● **What the task asks**
The lines below that include "state" are to be found and copied.

● **Data records**
== == ==
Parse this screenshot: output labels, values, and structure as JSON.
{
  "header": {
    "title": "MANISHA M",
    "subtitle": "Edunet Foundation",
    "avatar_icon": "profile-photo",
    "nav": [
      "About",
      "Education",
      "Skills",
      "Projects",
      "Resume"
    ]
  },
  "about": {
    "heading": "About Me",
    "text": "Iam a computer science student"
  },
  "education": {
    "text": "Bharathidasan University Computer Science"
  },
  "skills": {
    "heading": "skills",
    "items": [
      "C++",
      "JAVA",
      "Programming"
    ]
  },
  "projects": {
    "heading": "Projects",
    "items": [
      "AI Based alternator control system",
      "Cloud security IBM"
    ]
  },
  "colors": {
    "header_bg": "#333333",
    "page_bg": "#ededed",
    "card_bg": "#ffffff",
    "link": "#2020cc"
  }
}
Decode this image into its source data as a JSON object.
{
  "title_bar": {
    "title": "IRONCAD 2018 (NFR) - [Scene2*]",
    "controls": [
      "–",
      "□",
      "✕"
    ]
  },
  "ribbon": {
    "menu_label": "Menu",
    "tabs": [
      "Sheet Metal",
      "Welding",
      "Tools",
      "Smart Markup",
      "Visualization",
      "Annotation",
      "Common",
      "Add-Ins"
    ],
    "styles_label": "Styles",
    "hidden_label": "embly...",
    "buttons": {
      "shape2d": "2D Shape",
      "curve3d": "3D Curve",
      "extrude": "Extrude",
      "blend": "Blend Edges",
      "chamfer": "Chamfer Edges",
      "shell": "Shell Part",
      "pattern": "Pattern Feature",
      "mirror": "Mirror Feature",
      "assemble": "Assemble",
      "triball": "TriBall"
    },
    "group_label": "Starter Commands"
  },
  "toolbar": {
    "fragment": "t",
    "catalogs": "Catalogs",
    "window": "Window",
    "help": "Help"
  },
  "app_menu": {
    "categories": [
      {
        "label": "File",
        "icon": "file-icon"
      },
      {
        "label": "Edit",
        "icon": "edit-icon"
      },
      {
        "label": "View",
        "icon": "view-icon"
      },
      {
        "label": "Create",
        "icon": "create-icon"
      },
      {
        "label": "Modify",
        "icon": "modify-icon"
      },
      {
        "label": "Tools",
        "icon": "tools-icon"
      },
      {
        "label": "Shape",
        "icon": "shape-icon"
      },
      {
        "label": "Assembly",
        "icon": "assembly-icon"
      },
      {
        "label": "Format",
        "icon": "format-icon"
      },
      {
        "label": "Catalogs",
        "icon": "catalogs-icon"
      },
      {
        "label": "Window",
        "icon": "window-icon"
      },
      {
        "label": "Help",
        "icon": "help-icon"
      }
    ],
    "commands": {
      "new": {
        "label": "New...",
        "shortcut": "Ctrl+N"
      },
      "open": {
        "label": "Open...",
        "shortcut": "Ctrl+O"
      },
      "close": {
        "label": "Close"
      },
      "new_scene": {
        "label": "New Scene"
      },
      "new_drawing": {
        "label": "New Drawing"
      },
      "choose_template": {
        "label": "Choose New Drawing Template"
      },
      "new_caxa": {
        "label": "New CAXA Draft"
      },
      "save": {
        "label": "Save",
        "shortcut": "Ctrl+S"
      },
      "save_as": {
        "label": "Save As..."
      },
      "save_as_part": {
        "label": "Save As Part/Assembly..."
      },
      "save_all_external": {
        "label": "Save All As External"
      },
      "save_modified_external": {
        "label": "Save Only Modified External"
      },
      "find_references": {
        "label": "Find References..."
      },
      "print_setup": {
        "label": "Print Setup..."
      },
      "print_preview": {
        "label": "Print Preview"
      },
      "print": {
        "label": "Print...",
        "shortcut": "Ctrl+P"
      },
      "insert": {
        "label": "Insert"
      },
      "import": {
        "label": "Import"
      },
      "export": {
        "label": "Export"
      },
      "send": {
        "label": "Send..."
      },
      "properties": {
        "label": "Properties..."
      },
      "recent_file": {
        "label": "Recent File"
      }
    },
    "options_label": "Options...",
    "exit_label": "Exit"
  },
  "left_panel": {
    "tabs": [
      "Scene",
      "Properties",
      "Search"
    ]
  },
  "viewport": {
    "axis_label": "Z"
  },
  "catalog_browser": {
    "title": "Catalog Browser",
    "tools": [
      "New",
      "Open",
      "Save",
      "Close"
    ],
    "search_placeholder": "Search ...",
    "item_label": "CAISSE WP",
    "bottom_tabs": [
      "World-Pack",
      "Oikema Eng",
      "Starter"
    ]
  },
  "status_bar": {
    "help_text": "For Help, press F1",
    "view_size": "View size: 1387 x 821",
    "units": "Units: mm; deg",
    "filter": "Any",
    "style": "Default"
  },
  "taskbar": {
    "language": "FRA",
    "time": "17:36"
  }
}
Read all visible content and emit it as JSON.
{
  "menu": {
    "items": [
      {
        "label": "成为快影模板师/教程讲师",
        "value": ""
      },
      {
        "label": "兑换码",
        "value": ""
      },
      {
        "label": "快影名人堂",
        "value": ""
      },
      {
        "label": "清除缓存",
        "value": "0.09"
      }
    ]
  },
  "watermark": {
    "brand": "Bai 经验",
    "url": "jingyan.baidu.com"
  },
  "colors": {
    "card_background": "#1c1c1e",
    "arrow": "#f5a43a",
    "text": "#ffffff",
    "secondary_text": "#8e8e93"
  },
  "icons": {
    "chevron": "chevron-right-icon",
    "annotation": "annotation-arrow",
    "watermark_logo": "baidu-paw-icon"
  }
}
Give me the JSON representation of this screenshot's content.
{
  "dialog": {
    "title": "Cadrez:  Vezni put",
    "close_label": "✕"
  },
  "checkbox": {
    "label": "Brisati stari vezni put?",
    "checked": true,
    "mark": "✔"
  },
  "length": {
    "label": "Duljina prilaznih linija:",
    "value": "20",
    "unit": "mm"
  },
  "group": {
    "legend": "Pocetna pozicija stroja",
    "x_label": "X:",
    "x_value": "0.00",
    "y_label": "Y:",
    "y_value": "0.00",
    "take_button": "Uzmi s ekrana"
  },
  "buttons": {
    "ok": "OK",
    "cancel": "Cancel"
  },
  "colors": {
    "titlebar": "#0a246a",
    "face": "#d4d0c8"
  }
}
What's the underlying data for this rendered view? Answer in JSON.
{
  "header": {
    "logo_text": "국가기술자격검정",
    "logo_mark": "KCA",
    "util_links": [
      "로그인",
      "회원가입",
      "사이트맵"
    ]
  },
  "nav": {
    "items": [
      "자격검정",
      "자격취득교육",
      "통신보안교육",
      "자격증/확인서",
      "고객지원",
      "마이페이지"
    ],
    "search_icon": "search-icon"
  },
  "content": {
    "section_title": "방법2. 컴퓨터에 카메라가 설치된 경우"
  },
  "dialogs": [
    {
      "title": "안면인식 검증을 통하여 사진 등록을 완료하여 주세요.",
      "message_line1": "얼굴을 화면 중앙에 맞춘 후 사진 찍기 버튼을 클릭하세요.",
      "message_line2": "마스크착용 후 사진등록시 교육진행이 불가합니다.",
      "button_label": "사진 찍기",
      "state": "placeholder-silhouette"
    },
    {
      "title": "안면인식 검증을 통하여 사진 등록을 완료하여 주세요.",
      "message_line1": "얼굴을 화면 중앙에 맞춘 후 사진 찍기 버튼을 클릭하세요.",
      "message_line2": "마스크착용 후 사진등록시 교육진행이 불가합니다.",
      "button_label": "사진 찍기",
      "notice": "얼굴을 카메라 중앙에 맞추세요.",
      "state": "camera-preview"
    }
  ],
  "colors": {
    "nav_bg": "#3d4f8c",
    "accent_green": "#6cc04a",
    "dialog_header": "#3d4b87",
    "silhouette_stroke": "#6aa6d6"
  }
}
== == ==
● **Solution to the exercise**
      "state": "placeholder-silhouette"
      "state": "camera-preview"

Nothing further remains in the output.